An excellent turnout for our 2018 AGM walk, which included guests, Chris and Jude.  It was also good to welcome Debbie who has been out with the group before.  In total, 13 people and two dogs made up the party outside the Oddfellows Arms in Caldbeck, all ready to explore ‘the back of ‘the Back ‘o’ Skiddaw’.  Unfortunately two of our regular members could not join the walk, due to injury and accident, however, we would be seeing them later for the AGM and meal. 

Waterproof trousers were donned at the outset as drizzle had set in and showed no signs of moving on.  Our route left Caldbeck via the impressive Howk limestone gorge and past the ruins of the former bobbin mill, which was built in the Howk to benefit from the lively waters of the Cald Beck.  The mill operated from 1857 until 1924 and made bobbins largely to supply the Lancashire cotton industry.  The route continued on pleasant riverside paths to Whelpo Bridge and crossed the Cald Beck.  A short section of road walking followed, leading us to Park End, where a series of field paths took us to the remote hamlet of Fellside.  A break in the drizzle raised hopes of an improvement in weather conditions and some took the opportunity to remove waterproof trousers and additional layers.  The hope was short lived! 

From Fellside the route headed onto Caldbeck Common and took the bridleway across the shoulder of High Pike.  A fold in the fellside, amongst former mine workings, provided a useful coffee stop opportunity.  Suitably refreshed, we continued along the bridleway until it met the road beneath Carrock Fell at Calebreck.  Leaving Caldbeck Common, the route descended and crossed the River Caldew via an impressive new footbridge, possibly a legacy of Storm Desmond.  A short climb out of the valley led to Heggle Lane, from where a series of field paths took us towards and through the garden of the evocatively named ‘Bishopspot’. 

Our lunch stop was taken at Castle Sowerby, St Kentigern, an ancient and isolated parish church.  The church porch offered welcome relief from the damp conditions and it was interesting to see how many LDWA members could be squeezed into its confines.  The church was open, which offered an opportunity to view the simple but striking interior.

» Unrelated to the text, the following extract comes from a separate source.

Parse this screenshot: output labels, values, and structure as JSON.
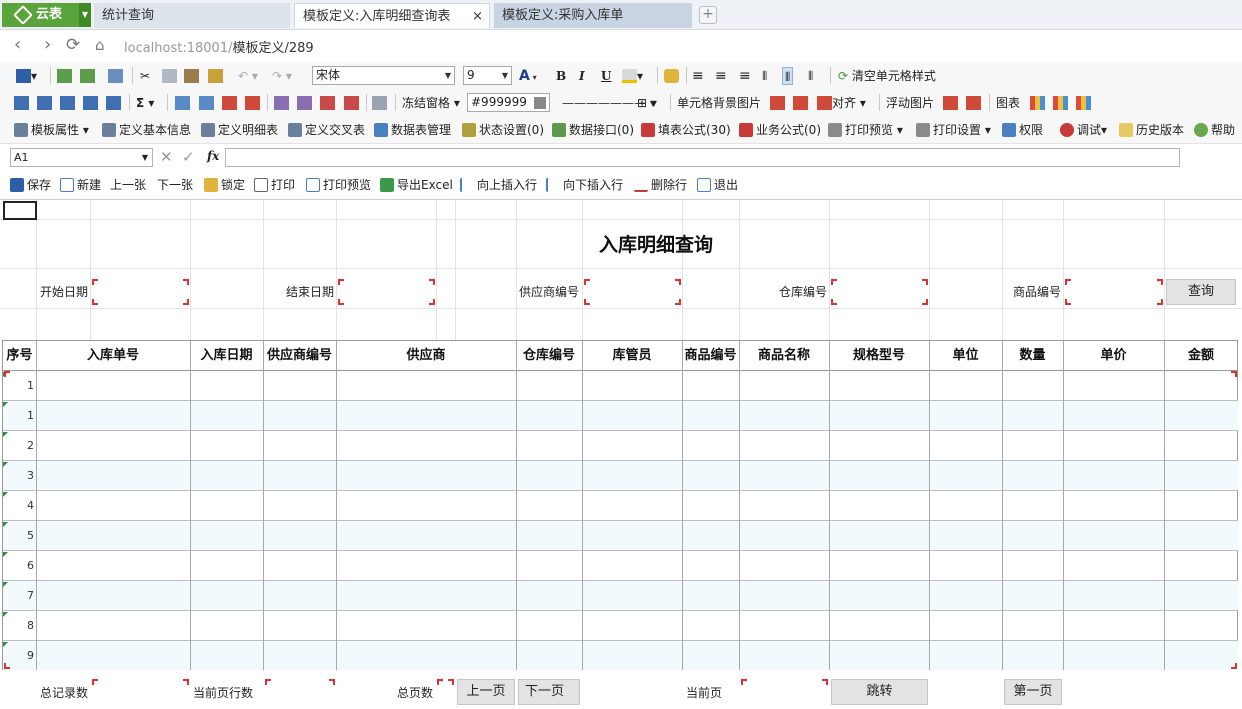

After lunch, the weather conditions improved and it was possible to discern the outline of Carrock Fell, forming a backdrop to the church.  Further field paths and short road sections followed, heading north and passing a number of farms and settlements until we arrived at the B5305, Penrith-Wigton road.  Turning right at the Sour Nook pub, the route followed further sections of road to reach Sebergham.  A fully laden apple tree had shed some of its fruit onto the road and this opportunity was not missed!  A short break in the churchyard at Sebergham, St Mary, was enjoyed, before the final push back to Caldbeck along the Cumbria Way from Sebergham Bridge.  Here we met the River Caldew again and pleasant riverside walking ensued, which was enhanced by the beautiful autumn colours.  Back at Caldbeck, the Oddfellows Arms provided an ideal venue for our Annual General Meeting and group dinner.